When I wake up, the other side of my bed is cold. Not cold like I was in the third-class area of the unsinkable titanic, but cold as in I was in the third-class area of the sinking titanic.
My bed was damp, and I felt water several inches below my top bunk bed. Mary and Martha, the nineteen year old twins who sat on the other bunk was gone, but little Ruth, only nine years old, was still laying in her bunk under mine, was floating odly, and I realized with a start that she was dead.
I then knew I had to get out of there, but my life jacket was floating in the water several feet away, and I could not swim. I just sat on my bunk for a while, staring, until I felt water lap at my bare toes. I knew I had to jump- but now my life preserver was all the way on the other end of the room.
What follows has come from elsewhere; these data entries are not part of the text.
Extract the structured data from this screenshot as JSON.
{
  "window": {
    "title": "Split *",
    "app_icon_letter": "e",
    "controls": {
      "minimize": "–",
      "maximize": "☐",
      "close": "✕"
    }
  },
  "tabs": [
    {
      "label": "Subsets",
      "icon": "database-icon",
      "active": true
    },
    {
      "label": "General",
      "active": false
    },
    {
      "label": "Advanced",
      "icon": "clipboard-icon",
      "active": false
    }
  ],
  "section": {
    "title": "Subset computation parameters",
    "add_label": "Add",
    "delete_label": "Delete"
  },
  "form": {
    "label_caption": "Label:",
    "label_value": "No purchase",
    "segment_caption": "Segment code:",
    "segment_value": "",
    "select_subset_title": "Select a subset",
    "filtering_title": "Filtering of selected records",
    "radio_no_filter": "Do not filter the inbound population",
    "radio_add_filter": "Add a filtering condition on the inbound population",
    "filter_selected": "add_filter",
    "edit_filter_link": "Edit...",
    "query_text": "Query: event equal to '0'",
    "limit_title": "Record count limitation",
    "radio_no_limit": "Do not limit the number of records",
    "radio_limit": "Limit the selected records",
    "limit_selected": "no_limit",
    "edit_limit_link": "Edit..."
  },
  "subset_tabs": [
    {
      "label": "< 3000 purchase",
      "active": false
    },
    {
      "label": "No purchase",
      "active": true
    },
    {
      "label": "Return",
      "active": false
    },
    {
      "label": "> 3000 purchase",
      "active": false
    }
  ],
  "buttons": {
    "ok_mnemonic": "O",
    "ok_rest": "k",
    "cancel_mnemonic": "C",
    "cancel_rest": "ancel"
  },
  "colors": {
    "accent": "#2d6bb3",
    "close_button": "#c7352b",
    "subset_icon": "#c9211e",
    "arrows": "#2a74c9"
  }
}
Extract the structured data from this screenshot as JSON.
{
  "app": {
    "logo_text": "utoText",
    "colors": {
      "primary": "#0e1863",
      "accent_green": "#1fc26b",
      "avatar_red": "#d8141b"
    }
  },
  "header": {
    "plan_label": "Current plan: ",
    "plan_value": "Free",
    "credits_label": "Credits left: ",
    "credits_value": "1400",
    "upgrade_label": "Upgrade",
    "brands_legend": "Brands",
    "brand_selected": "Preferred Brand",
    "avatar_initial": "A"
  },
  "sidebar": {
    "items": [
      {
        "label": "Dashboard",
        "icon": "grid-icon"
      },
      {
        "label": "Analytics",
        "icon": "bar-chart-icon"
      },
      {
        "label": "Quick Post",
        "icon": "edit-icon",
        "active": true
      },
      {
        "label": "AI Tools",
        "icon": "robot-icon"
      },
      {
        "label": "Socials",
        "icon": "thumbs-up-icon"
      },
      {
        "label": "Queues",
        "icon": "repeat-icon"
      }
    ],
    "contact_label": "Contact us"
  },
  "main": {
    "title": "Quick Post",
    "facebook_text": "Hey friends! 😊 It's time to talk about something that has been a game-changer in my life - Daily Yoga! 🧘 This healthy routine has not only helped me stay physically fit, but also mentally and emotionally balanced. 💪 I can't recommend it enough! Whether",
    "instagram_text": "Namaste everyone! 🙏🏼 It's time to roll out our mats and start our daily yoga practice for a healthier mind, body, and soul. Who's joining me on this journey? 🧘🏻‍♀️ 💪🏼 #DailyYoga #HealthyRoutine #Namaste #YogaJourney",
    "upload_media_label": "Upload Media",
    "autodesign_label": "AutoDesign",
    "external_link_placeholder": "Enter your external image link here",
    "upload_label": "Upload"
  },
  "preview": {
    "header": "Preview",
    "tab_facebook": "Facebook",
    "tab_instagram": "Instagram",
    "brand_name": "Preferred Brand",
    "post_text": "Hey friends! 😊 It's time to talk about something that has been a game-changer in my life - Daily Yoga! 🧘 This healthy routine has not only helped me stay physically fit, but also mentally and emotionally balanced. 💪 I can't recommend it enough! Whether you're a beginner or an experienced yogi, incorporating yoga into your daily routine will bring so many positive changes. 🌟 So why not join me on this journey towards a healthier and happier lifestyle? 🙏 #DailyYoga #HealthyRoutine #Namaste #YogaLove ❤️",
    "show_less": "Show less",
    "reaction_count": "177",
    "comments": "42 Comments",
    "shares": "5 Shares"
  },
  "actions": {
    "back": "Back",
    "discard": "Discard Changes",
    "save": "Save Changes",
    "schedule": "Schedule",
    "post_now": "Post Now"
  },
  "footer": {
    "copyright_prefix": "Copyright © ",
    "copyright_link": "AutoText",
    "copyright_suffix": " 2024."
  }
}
I closed my eyes and leapt, but stumbled, falling face first into the water.
At first it was impossible to tell that I was sinking- I was in shock from the cold- but then I felt it. I felt the daggers tearing into my skin, and the waves pulling me under. I was on the floor. I reached up, but my preserver was several inches out of my reach.
I tried to swim to it, but I only collapsed onto the floor, gripping my ankle that must be twisted.
The waves of the water lapped over me, and I opened my mouth, unable to keep it closed any loner, desperate for air. I only swallowed water, and started to choke, leaving my mouth wide open.
I was going to die.
Fruit of Her Apathy
Mother died and the day moved on. I may as well had been doing the laundry or taking out the garbage. My emotions were shut off. Is this what people call shock?
Her death aside, it was a lovely, Late-Spring day. As I walked underneath the trees towards the cemetery entrance, I felt cool while in the shadows, warm once I separated from the natural covering. Off the grounds, I strolled towards the train that would take me home.
A tiny café looked inviting. I chose to stop and sit at one of the sidewalk tables, grateful for the umbrella covering. The waitress seemed friendly enough. I made a mental note to tip her.
The place must have just opened. The tables were naked. I took a look at the menu that was brought over and waited for the young lady to return.
A breeze caressed my cheek. Birds celebrated the weather in a nearby tree. "Espresso and cheesecake, please."